spotify leadership agile

Spotify proves the hierarchical organization is an old tune

spotify leadership agile

VIDEO INTERVIEW – Hierarchical organization, goodbye! Embracing servant leadership and a horizontal reporting structure, Spotify is redefining the idea of company.

Interviewee: Kristian Lindwall, Agile Coach, Spotify


Planet Lean: In the face of very quick growth, how did Spotify stay competitive?

Kristian Lindwall: I think that the key success factor there is that from the beginning we had a lean and agile mindset. It is built into the culture: people really believe in servant leadership and in supporting people in teams and having them make decisions.

PL: People have been talking about the “Spotify model” – what is the company’s approach to leadership?

KL: What we try to do with it is to counter what happens in a more hierarchical organization by putting the reporting structure sideways. No leader will have sole influence over the team. On the flip side, to get this to work we need to create leadership teams to support the squads, as we call them.

PL: Can you explain what a minimum viable structure is?

KL: If we could, we would just have 600 people who magically know what to do. We would have no leaders and no structure, but the world is too chaotic. To reduce complexity, we introduced this model of organizing the business. When bureaucracy arrives, we try to get rid of it.

PL: Some of the Spotify’s agile coaches came up with a very original approach to visual management, which they called “squad roadmap” – what is it?

KL: This tool was implemented in one of the tribes.
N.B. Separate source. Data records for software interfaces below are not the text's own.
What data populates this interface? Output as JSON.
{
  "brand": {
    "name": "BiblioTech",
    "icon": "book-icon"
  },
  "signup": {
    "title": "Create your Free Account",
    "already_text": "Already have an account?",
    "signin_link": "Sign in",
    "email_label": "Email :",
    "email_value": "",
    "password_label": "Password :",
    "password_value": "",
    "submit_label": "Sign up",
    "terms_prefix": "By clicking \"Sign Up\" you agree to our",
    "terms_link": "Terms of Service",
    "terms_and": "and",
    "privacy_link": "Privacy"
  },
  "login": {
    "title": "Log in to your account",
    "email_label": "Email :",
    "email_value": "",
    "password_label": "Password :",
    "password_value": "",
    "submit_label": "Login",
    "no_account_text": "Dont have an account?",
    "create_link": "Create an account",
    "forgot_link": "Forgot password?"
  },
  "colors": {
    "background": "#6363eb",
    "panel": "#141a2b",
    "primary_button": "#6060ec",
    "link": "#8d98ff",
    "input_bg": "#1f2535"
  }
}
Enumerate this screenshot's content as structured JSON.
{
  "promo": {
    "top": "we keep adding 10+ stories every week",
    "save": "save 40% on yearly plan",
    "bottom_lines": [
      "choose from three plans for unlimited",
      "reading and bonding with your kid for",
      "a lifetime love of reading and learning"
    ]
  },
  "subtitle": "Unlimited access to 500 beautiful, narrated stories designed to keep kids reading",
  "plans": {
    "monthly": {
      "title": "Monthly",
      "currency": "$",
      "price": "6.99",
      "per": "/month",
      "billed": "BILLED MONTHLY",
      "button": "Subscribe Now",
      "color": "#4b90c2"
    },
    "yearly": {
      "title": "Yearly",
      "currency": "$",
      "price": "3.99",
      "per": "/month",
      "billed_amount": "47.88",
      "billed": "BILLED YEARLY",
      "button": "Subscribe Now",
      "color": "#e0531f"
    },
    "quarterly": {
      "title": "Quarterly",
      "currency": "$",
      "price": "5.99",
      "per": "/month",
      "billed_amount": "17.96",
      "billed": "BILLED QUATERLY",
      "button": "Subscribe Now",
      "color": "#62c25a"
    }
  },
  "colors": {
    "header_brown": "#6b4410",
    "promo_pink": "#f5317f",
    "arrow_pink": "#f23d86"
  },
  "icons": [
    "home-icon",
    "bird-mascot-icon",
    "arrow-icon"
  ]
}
Even in agile, it is always important to have some sort of perspective of the horizon and so we came up with a fun way to do road mapping – but we don’t have a codified way to do it across Spotify.

PL: In an organization that is not very hierarchical, how does the corporate strategy link to the work of individual squads?

KL: Currently, we obviously have a high level view of where we want to be as a company, as envisioned by top-level management. That strategy has to be aligned with the ideas that exist in the squads. In between, there are a lot of different conversations that create input for discussion in the lead team, which in turn will be input for discussion in the squads.

To really reinforce innovation and ensure that we have points in time when we generate new ideas, we have Hack Weeks at least twice a year. The whole company gathers, there is no plan… it’s just about pitching ideas and work on them. From Hack Weeks we have got some great ideas that have then made it to production.

Kristian spoke at last year’s Lean IT Summit in Paris. To access the presentations from the event, click here.